They don't censor much at the Terra Cotta Inn, but Facebook told the award-winning nudist resort in Palm Springs to cover up -- online.
"In the last six months, we have had about 30 different photos reported as pornographic or obscene," says owner Tom Mulhall. "It seems we have a cyber-stalker out there, or maybe we are on a Facebook hit list."
Not only photos are flagged, but so are links to articles from MSN and The Guardian, talking about senior nudists and the success of the resort.
As a result, Mulhall is banned from posting to the Terra Cotta Inn Facebook page for 66 of the first 85 days this year. Once a paying advertiser, now he's a disgruntled investor.
"This is high season," he says. "Facebook is one of our biggest ways to attract new customers and keep in contact with existing customers."
Two photos deemed "obscene" were deleted by the social media site, and consequentially banned Mulhall from posting.
One photo is of the co-owner, and Mulhall's wife, Mary Clare, sitting behind a computer screen and answering a phone call. Her chest is revealed from the armpit up. No cleavage is showing. In another photo, the Inn's secretary is holding a hand of cards, advertising casino night at the resort. There is a shadow showing cleavage next to her breast. Facebook determined both photos violate the "Community Standards Policy", which limits nudity.
"Showing bare chest and up like you see at a beach has never ever been deemed obscene," expressed Mulhall, venting that Facebook offers no appeals process.
"Facebook has a generic message where you can message no one in particular, just Facebook, and you always get a canned response. 'We don't have time to read your message, but it's very important to us'," he says.
Facebook's Public Policy:
"Facebook has a strict policy against the sharing of pornographic content and any explicitly sexual content where a minor is involved. We also impose limitations on the display of nudity.
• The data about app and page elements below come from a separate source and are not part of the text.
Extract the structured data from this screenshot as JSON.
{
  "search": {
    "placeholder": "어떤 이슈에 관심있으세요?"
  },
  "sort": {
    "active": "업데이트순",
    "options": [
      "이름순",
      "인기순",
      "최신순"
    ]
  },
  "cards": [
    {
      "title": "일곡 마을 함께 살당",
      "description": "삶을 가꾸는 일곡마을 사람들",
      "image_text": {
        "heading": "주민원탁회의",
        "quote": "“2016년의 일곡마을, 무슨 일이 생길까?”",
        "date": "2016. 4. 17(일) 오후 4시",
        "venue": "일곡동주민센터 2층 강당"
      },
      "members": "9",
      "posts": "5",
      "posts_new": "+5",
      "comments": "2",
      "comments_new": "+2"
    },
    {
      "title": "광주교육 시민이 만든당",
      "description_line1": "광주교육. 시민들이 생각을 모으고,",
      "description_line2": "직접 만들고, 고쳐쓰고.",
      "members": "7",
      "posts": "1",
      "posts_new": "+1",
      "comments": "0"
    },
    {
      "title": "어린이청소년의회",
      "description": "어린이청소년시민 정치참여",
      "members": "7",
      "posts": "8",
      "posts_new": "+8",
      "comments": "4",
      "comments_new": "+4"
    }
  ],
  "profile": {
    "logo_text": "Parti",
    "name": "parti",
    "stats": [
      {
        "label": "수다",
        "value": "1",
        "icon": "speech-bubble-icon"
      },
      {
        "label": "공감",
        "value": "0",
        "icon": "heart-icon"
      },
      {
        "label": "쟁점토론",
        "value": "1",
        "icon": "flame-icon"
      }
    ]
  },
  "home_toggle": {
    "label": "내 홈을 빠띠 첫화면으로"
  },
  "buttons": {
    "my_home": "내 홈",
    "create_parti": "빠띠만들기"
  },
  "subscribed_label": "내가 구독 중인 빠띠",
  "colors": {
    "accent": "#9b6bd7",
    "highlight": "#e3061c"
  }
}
We aspire to respect people's right to share content of personal importance, whether those are photos of a sculpture like Michelangelo's David or family photos of a child breastfeeding."
Overwhelmingly, many agreed that the photos and links were not obscene.
"Seriously? Have you seen Miley Cyrus' postings?" says Nina Beck of Palm Desert.
Her friend Cathy Serif of Rancho Mirage echoes that opinion, saying, "Teenage girls around the valley who are posting things are more risque than this. I see absolutely nothing wrong with this."
"Walk down the aisle in any magazine rack and you're going to see that or worse," says Julie of Palm Desert.
We did just that. At the Palm Desert Public Library, we found 10 magazine covers featuring photos with as much or more skin showing than the photos which got Terra Cotta Inn banned from Facebook.
"I would not find it offensive in terms of nudity," says Julie, "If I was offended personally, I would just scroll past it."
That's what Tom Mulhall hopes his proclaimed cyber-stalker will do when he reclaims power over his page later this month.
"At the end of the day, I want my account back, I want to post," says Mulhall.
"I also want, if this cyber-stalker continues... I want somebody at Facebook I can contact to help me with this problem. So in the future they will work with me and not ban me first."
He even invites those that are reporting him to take a trip to the Inn.
"We're very nice people! Take a tour! You might actually enjoy it and stop cyber stalking us!"
Here's a link to Facebook's Community Standards policies, where you can read the rules and regulations yourself: https://www.facebook.com/communitystandards
You can find active posts on the Terra Cotta Inn at www.SunnyFun.com.